Assigned task. Lines that contain the string "with" are the ones to list; copy all of them from the records.

Source data.
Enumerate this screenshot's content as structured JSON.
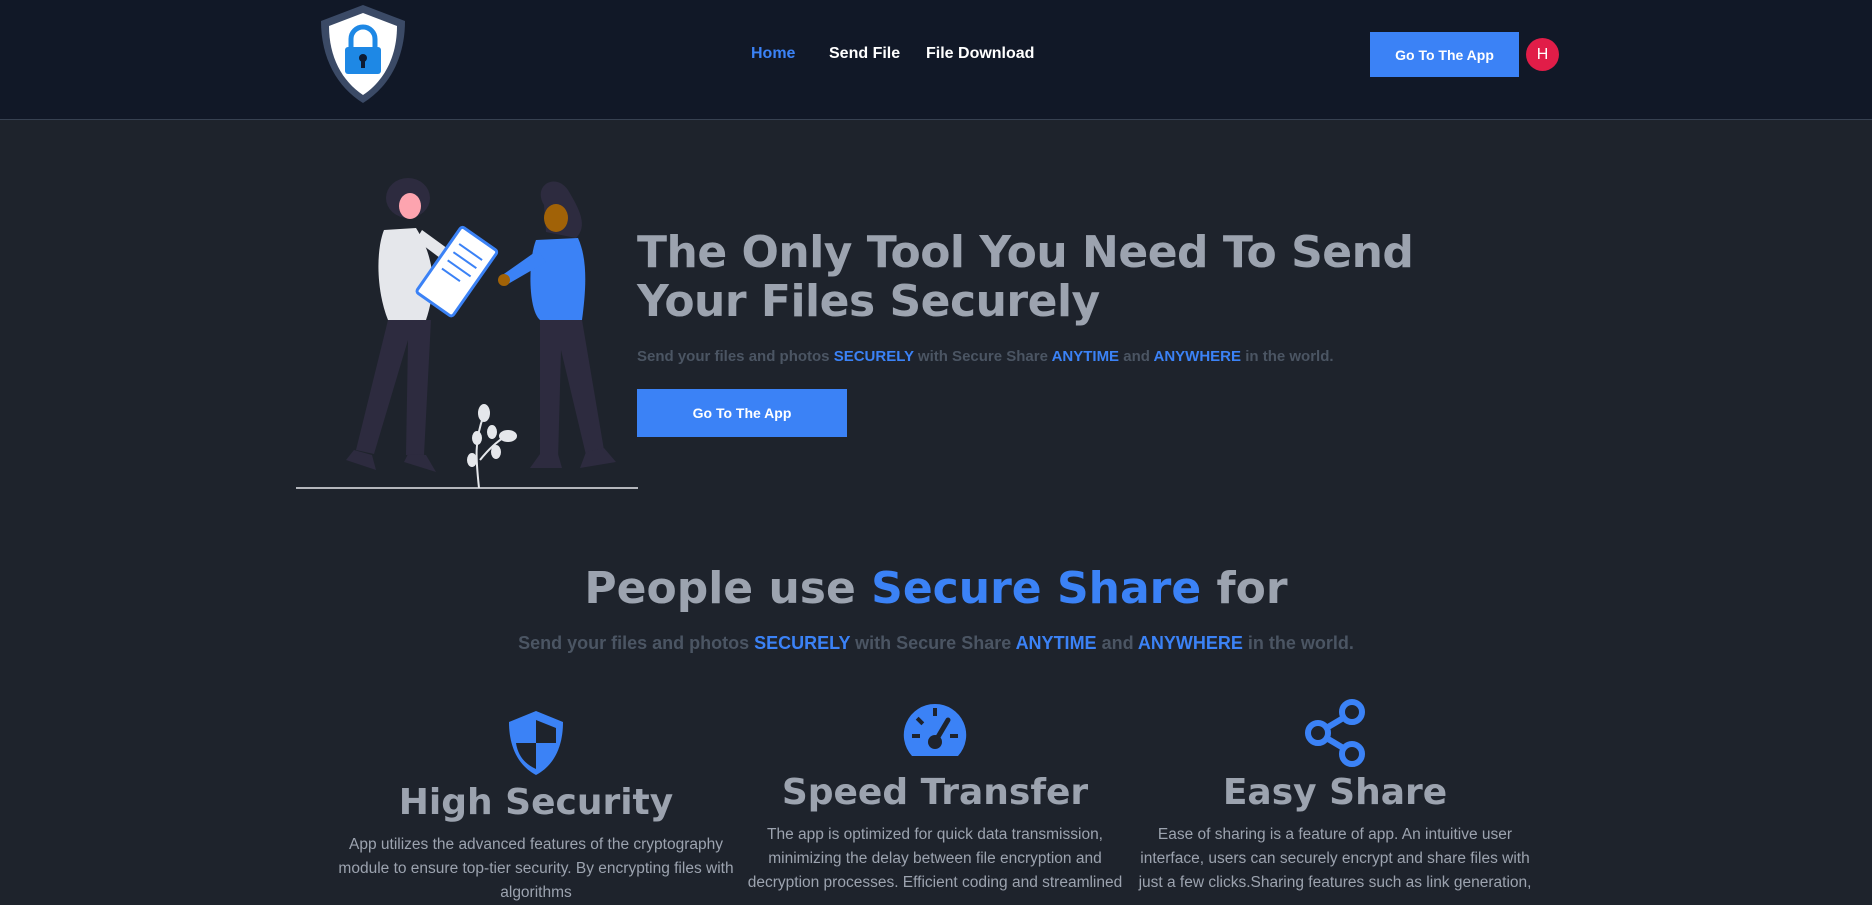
{
  "nav": {
    "links": [
      "Home",
      "Send File",
      "File Download"
    ],
    "cta": "Go To The App",
    "avatar_initial": "H"
  },
  "hero": {
    "title": "The Only Tool You Need To Send Your Files Securely",
    "sub": {
      "p1": "Send your files and photos ",
      "h1": "SECURELY",
      "p2": " with Secure Share ",
      "h2": "ANYTIME",
      "p3": " and ",
      "h3": "ANYWHERE",
      "p4": " in the world."
    },
    "cta": "Go To The App"
  },
  "section": {
    "title_pre": "People use ",
    "title_brand": "Secure Share",
    "title_post": " for",
    "sub": {
      "p1": "Send your files and photos ",
      "h1": "SECURELY",
      "p2": " with Secure Share ",
      "h2": "ANYTIME",
      "p3": " and ",
      "h3": "ANYWHERE",
      "p4": " in the world."
    }
  },
  "features": [
    {
      "icon": "shield-icon",
      "title": "High Security",
      "text": "App utilizes the advanced features of the cryptography module to ensure top-tier security. By encrypting files with algorithms"
    },
    {
      "icon": "speedometer-icon",
      "title": "Speed Transfer",
      "text": "The app is optimized for quick data transmission, minimizing the delay between file encryption and decryption processes. Efficient coding and streamlined"
    },
    {
      "icon": "share-icon",
      "title": "Easy Share",
      "text": "Ease of sharing is a feature of app. An intuitive user interface, users can securely encrypt and share files with just a few clicks.Sharing features such as link generation,"
    }
  ],
  "colors": {
    "accent": "#3b82f6",
    "nav_bg": "#111827",
    "page_bg": "#1e232c",
    "avatar": "#e11d48"
  }
}
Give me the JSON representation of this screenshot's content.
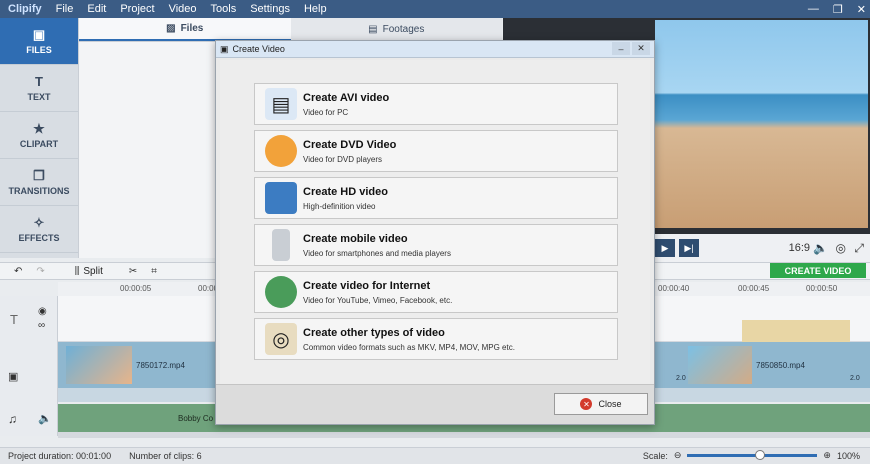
{
  "app": {
    "logo": "Clipify"
  },
  "menu": [
    "File",
    "Edit",
    "Project",
    "Video",
    "Tools",
    "Settings",
    "Help"
  ],
  "window_controls": [
    "—",
    "❐",
    "✕"
  ],
  "sidebar": [
    {
      "label": "FILES",
      "icon": "folder-icon"
    },
    {
      "label": "TEXT",
      "icon": "text-icon"
    },
    {
      "label": "CLIPART",
      "icon": "star-icon"
    },
    {
      "label": "TRANSITIONS",
      "icon": "transitions-icon"
    },
    {
      "label": "EFFECTS",
      "icon": "wand-icon"
    }
  ],
  "file_tabs": [
    {
      "label": "Files",
      "icon": "image-icon"
    },
    {
      "label": "Footages",
      "icon": "film-icon"
    }
  ],
  "player": {
    "ratio": "16:9"
  },
  "toolbar": {
    "split": "Split",
    "create_video": "CREATE VIDEO"
  },
  "ruler": {
    "left": [
      "00:00:05",
      "00:00:"
    ],
    "right": [
      "00:00:40",
      "00:00:45",
      "00:00:50"
    ]
  },
  "clips": {
    "clip1": "7850172.mp4",
    "clip2": "7850850.mp4",
    "audio": "Bobby Co",
    "duration_badge": "2.0"
  },
  "status": {
    "duration": "Project duration:  00:01:00",
    "clips": "Number of clips: 6",
    "scale": "Scale:",
    "zoom": "100%"
  },
  "dialog": {
    "title": "Create Video",
    "options": [
      {
        "title": "Create AVI video",
        "sub": "Video for PC",
        "icon": "avi-icon"
      },
      {
        "title": "Create DVD Video",
        "sub": "Video for DVD players",
        "icon": "dvd-icon"
      },
      {
        "title": "Create HD video",
        "sub": "High-definition video",
        "icon": "monitor-icon"
      },
      {
        "title": "Create mobile video",
        "sub": "Video for smartphones and media players",
        "icon": "phone-icon"
      },
      {
        "title": "Create video for Internet",
        "sub": "Video for YouTube, Vimeo, Facebook, etc.",
        "icon": "globe-icon"
      },
      {
        "title": "Create other types of video",
        "sub": "Common video formats such as MKV, MP4, MOV, MPG etc.",
        "icon": "reel-icon"
      }
    ],
    "close_label": "Close"
  }
}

Task response.
      "p2": " with Secure Share ",
      "p2": " with Secure Share ",
      "text": "App utilizes the advanced features of the cryptography module to ensure top-tier security. By encrypting files with algorithms"
      "text": "Ease of sharing is a feature of app. An intuitive user interface, users can securely encrypt and share files with just a few clicks.Sharing features such as link generation,"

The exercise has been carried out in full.